__Description of the task__:
Starting at the line that contains "Extract the structured", output each line through the end of the data exactly, and nothing more.

Stored items from a collection
——

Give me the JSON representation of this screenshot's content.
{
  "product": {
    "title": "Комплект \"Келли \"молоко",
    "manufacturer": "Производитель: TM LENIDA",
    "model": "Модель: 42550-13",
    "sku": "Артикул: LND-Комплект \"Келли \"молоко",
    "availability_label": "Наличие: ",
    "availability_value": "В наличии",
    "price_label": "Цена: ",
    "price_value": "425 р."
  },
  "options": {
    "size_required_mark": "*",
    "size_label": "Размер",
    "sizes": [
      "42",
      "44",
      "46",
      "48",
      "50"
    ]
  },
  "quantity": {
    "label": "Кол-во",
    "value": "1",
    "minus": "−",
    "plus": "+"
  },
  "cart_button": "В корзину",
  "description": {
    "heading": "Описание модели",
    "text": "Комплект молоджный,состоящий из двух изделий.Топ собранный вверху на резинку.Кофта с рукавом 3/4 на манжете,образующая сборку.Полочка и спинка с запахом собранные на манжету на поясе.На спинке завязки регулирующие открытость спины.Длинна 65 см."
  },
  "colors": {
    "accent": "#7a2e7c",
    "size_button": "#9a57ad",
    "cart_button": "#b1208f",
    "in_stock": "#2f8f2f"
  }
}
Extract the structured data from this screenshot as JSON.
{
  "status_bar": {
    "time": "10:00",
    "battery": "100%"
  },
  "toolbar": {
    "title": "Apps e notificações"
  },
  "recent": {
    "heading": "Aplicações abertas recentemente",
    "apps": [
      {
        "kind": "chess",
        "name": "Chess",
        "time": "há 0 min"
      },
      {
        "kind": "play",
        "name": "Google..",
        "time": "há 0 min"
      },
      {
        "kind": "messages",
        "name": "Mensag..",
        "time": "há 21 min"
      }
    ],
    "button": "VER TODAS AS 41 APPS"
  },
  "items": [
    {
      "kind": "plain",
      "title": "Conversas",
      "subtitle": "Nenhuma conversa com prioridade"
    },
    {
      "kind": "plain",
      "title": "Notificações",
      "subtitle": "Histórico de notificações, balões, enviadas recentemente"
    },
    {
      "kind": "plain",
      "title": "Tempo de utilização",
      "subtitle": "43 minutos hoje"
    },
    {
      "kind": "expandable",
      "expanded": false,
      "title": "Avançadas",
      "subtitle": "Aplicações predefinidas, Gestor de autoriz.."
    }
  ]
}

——

__Output of the task__:
Extract the structured data from this screenshot as JSON.
{
  "status_bar": {
    "time": "10:00",
    "battery": "100%"
  },
  "toolbar": {
    "title": "Apps e notificações"
  },
  "recent": {
    "heading": "Aplicações abertas recentemente",
    "apps": [
      {
        "kind": "chess",
        "name": "Chess",
        "time": "há 0 min"
      },
      {
        "kind": "play",
        "name": "Google..",
        "time": "há 0 min"
      },
      {
        "kind": "messages",
        "name": "Mensag..",
        "time": "há 21 min"
      }
    ],
    "button": "VER TODAS AS 41 APPS"
  },
  "items": [
    {
      "kind": "plain",
      "title": "Conversas",
      "subtitle": "Nenhuma conversa com prioridade"
    },
    {
      "kind": "plain",
      "title": "Notificações",
      "subtitle": "Histórico de notificações, balões, enviadas recentemente"
    },
    {
      "kind": "plain",
      "title": "Tempo de utilização",
      "subtitle": "43 minutos hoje"
    },
    {
      "kind": "expandable",
      "expanded": false,
      "title": "Avançadas",
      "subtitle": "Aplicações predefinidas, Gestor de autoriz.."
    }
  ]
}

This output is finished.